While Goss‘ portrayal of Bowles is playfully empathetic, Bradshaw remains something of a ghost. Playing a young author aiming to complete a novel while in Berlin, Rosen rises to the occasion in the thankless role of a passive narrator taking in the city’s nightlife, though we seldom see him outside his room. When Bowles becomes pregnant, he plans to marry her and return to the U.S. despite the fact that they appear to be nothing more than good friends with benefits.

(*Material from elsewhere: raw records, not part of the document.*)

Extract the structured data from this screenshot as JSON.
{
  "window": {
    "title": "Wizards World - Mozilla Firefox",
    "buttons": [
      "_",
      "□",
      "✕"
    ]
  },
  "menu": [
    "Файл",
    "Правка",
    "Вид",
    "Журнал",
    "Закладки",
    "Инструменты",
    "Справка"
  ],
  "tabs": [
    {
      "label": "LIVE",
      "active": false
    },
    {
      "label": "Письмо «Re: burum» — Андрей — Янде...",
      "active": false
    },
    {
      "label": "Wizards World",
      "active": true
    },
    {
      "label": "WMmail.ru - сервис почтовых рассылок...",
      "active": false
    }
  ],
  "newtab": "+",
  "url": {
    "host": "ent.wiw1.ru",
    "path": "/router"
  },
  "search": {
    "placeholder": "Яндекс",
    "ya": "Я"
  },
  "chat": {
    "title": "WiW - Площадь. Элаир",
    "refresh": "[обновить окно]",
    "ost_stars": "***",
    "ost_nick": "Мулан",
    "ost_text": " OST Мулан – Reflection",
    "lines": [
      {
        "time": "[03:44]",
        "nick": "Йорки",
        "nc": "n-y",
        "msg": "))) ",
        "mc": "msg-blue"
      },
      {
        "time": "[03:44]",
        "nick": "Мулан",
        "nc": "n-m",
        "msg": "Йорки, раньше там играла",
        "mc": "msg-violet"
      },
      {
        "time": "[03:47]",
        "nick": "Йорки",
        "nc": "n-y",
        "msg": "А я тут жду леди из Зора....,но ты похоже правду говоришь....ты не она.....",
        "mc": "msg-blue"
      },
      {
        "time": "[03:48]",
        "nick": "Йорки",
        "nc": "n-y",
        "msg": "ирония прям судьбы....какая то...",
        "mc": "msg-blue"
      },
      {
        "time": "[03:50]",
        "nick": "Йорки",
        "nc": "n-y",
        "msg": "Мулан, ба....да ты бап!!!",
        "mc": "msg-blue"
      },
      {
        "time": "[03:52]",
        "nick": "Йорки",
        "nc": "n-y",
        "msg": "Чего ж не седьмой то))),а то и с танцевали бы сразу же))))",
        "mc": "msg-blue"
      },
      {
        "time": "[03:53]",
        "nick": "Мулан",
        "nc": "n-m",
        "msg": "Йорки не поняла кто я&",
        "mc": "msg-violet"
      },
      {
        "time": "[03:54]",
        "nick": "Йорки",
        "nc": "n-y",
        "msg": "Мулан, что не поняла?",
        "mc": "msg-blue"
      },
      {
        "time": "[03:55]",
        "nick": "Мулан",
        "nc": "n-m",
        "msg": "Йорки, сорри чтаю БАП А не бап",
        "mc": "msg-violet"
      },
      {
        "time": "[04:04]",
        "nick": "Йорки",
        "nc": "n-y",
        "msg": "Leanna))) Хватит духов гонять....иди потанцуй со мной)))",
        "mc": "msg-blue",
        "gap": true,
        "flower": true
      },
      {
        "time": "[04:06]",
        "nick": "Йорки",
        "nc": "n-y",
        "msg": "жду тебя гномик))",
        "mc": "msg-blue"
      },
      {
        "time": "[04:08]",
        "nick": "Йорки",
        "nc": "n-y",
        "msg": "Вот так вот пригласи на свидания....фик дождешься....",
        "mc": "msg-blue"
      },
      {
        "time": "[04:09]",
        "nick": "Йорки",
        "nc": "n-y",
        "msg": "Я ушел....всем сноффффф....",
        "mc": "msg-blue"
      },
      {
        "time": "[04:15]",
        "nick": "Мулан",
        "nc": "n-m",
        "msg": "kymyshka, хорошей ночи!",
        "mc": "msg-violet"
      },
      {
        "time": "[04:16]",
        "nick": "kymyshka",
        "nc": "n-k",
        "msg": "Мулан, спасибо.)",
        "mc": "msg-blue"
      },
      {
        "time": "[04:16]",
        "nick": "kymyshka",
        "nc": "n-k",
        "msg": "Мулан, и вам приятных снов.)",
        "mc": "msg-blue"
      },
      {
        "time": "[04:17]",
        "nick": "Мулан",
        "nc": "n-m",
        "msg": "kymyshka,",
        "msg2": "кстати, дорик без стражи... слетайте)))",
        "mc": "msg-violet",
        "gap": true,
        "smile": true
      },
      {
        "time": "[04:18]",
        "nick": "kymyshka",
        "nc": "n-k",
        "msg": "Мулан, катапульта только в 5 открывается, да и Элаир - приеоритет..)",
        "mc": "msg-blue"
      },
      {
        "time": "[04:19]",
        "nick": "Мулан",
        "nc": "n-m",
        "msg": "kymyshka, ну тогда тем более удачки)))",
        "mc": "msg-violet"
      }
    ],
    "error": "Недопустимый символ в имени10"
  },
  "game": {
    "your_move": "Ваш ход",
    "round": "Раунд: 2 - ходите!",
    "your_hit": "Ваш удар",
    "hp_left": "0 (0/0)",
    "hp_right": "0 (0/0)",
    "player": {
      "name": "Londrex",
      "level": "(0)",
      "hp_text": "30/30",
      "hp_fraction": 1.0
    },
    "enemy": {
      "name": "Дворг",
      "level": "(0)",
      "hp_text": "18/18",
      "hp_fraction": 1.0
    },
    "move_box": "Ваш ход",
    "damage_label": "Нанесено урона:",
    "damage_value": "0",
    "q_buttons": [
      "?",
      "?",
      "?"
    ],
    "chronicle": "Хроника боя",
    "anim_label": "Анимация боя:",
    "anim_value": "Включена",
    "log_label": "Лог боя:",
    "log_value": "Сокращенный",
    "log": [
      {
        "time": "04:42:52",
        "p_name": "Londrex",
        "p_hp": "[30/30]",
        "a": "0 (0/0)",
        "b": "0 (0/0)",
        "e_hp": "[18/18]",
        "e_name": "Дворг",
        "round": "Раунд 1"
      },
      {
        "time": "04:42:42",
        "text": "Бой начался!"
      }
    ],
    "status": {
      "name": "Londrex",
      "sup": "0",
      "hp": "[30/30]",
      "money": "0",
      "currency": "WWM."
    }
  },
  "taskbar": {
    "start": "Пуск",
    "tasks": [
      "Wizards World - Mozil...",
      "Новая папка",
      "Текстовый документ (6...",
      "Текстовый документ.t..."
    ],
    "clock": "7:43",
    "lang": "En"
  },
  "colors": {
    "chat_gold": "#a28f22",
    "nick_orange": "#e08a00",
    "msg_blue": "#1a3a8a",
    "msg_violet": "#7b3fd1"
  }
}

Bradshaw’s first acquaintance upon arriving in Berlin is Ernst Ludwig (Ned Noyes), a regular guy seemingly of a similar age and disposition. By the end of the first act he is revealed to be a Nazi, a fact that fails to startle anyone but Bradshaw. The cast stands idly by as Schultz becomes a target, with some, like Fraulein Kost (Alison Ewing), actively playing along, unmindful of the fact that they may be next. Partying into the apocalypse, the show’s finale features a morbid reprisal of “Willkommen” with the cast bathed in a ghostly white light, the specter of extermination. And although the gang at the Kit Kat Klub may be damned in the end, there’s one thing they make sure of — Cabaret is a damn good time.
Venue: Pantages Theatre, Hollywood
Cast: Randy Harrison, Andrea Goss, Shannon Cochran, Alison Ewing, Mark Nelson, Ned Noyes, Lee Aaron Rosen, Kelsey Beckert, Sarah Bishop, Margaret Dudasik, Lori Eure, Aisling Halpin, Leeds Hill, Andrew Hubacher, Joey Khoury, Tommy McDowell, Samantha Shafer, Evan D. Siegel, Dani Spieler, Steven Wenslawski
Director: B.T. McNicholl
Original Director: Sam Mendes
Original co-director and choreographer: Rob Marshall
Music: John Kander
Lyrics: Fred Ebb
Book: Joe Masteroff, based on the play by John Van Druten and stories by Christopher Isherwood
Set designer: Robert Brill
Lighting designer: Peggy Eisenhauer, Mike Baldassari
Costume designer: William Ivey Long
Sound designer: Keith Caggiano, based on Brian Ronan
Orchestrations: Michael Gibson
Music director: Robert Cookman
Presented by Roundabout Theatre Company
Sign up for THR news straight to your inbox every day